_Work instructions_
Apart from the pictures, every entry should be reproduced exactly.

_Extracted entries_
== Segment start ==

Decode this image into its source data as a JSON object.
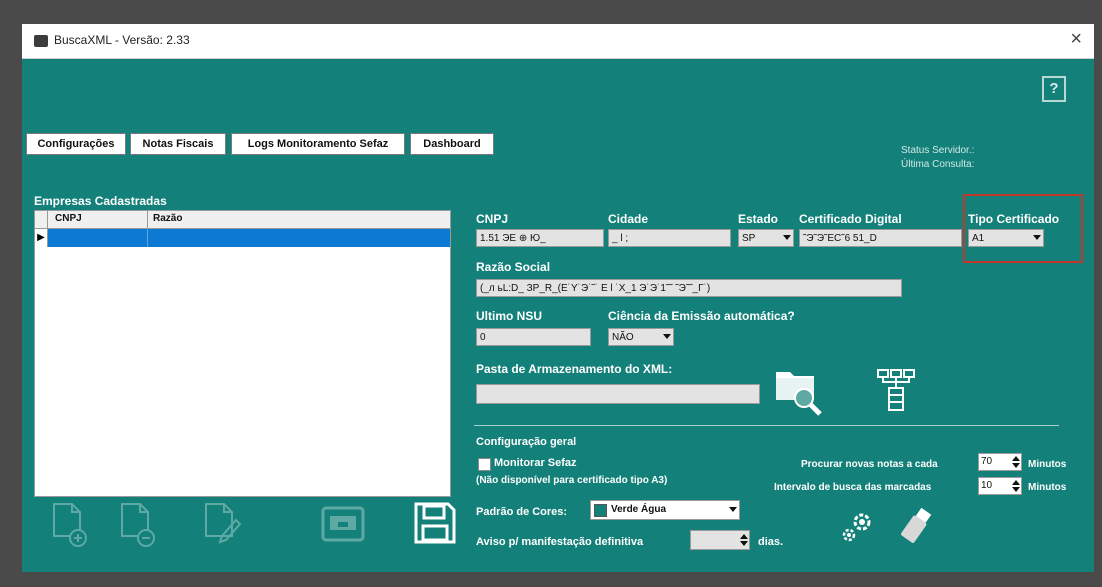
{
  "window": {
    "title": "BuscaXML - Versão: 2.33",
    "close": "×",
    "help": "?"
  },
  "tabs": [
    "Configurações",
    "Notas Fiscais",
    "Logs Monitoramento Sefaz",
    "Dashboard"
  ],
  "status": {
    "servidor": "Status Servidor.:",
    "consulta": "Última Consulta:"
  },
  "empresas": {
    "title": "Empresas Cadastradas",
    "columns": [
      "CNPJ",
      "Razão"
    ],
    "row_indicator": "▶"
  },
  "form": {
    "cnpj": {
      "label": "CNPJ",
      "value": "1.51 ЭЕ ⊕ Ю_"
    },
    "cidade": {
      "label": "Cidade",
      "value": "_ l ;"
    },
    "estado": {
      "label": "Estado",
      "value": "SP"
    },
    "certificado": {
      "label": "Certificado Digital",
      "value": "˜Э˜Э˜ЕС˜6 51_D"
    },
    "tipo": {
      "label": "Tipo Certificado",
      "value": "A1"
    },
    "razao": {
      "label": "Razão Social",
      "value": "(_л ьL:D_ ЗР_R_(Ε˙Υ˙Э˙˜˙ Ε l  ˙Х_1 Э˙Э˙1˜˜ ˜Э˜˜_Γ˙)"
    },
    "nsu": {
      "label": "Ultimo NSU",
      "value": "0"
    },
    "ciencia": {
      "label": "Ciência da Emissão automática?",
      "value": "NÃO"
    },
    "pasta": {
      "label": "Pasta de Armazenamento do XML:",
      "value": ""
    }
  },
  "config": {
    "title": "Configuração geral",
    "monitorar": "Monitorar Sefaz",
    "nao_disponivel": "(Não disponível para certificado tipo A3)",
    "procurar": {
      "label": "Procurar novas notas a cada",
      "value": "70",
      "unit": "Minutos"
    },
    "intervalo": {
      "label": "Intervalo de busca das marcadas",
      "value": "10",
      "unit": "Minutos"
    },
    "padrao": {
      "label": "Padrão de Cores:",
      "value": "Verde Água"
    },
    "aviso": {
      "label": "Aviso p/ manifestação definitiva",
      "value": "",
      "unit": "dias."
    }
  },
  "colors": {
    "background": "#13807a",
    "selection": "#0c7ad3",
    "highlight": "#c0392b"
  },
  "icons": [
    "add-file-icon",
    "remove-file-icon",
    "edit-file-icon",
    "card-icon",
    "save-icon",
    "folder-search-icon",
    "network-icon",
    "gears-icon",
    "usb-icon"
  ]
}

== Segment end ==

_Completed exercise_
Decode this image into its source data as a JSON object.
{
  "window": {
    "title": "BuscaXML - Versão: 2.33",
    "close": "×",
    "help": "?"
  },
  "tabs": [
    "Configurações",
    "Notas Fiscais",
    "Logs Monitoramento Sefaz",
    "Dashboard"
  ],
  "status": {
    "servidor": "Status Servidor.:",
    "consulta": "Última Consulta:"
  },
  "empresas": {
    "title": "Empresas Cadastradas",
    "columns": [
      "CNPJ",
      "Razão"
    ],
    "row_indicator": "▶"
  },
  "form": {
    "cnpj": {
      "label": "CNPJ",
      "value": "1.51 ЭЕ ⊕ Ю_"
    },
    "cidade": {
      "label": "Cidade",
      "value": "_ l ;"
    },
    "estado": {
      "label": "Estado",
      "value": "SP"
    },
    "certificado": {
      "label": "Certificado Digital",
      "value": "˜Э˜Э˜ЕС˜6 51_D"
    },
    "tipo": {
      "label": "Tipo Certificado",
      "value": "A1"
    },
    "razao": {
      "label": "Razão Social",
      "value": "(_л ьL:D_ ЗР_R_(Ε˙Υ˙Э˙˜˙ Ε l  ˙Х_1 Э˙Э˙1˜˜ ˜Э˜˜_Γ˙)"
    },
    "nsu": {
      "label": "Ultimo NSU",
      "value": "0"
    },
    "ciencia": {
      "label": "Ciência da Emissão automática?",
      "value": "NÃO"
    },
    "pasta": {
      "label": "Pasta de Armazenamento do XML:",
      "value": ""
    }
  },
  "config": {
    "title": "Configuração geral",
    "monitorar": "Monitorar Sefaz",
    "nao_disponivel": "(Não disponível para certificado tipo A3)",
    "procurar": {
      "label": "Procurar novas notas a cada",
      "value": "70",
      "unit": "Minutos"
    },
    "intervalo": {
      "label": "Intervalo de busca das marcadas",
      "value": "10",
      "unit": "Minutos"
    },
    "padrao": {
      "label": "Padrão de Cores:",
      "value": "Verde Água"
    },
    "aviso": {
      "label": "Aviso p/ manifestação definitiva",
      "value": "",
      "unit": "dias."
    }
  },
  "colors": {
    "background": "#13807a",
    "selection": "#0c7ad3",
    "highlight": "#c0392b"
  },
  "icons": [
    "add-file-icon",
    "remove-file-icon",
    "edit-file-icon",
    "card-icon",
    "save-icon",
    "folder-search-icon",
    "network-icon",
    "gears-icon",
    "usb-icon"
  ]
}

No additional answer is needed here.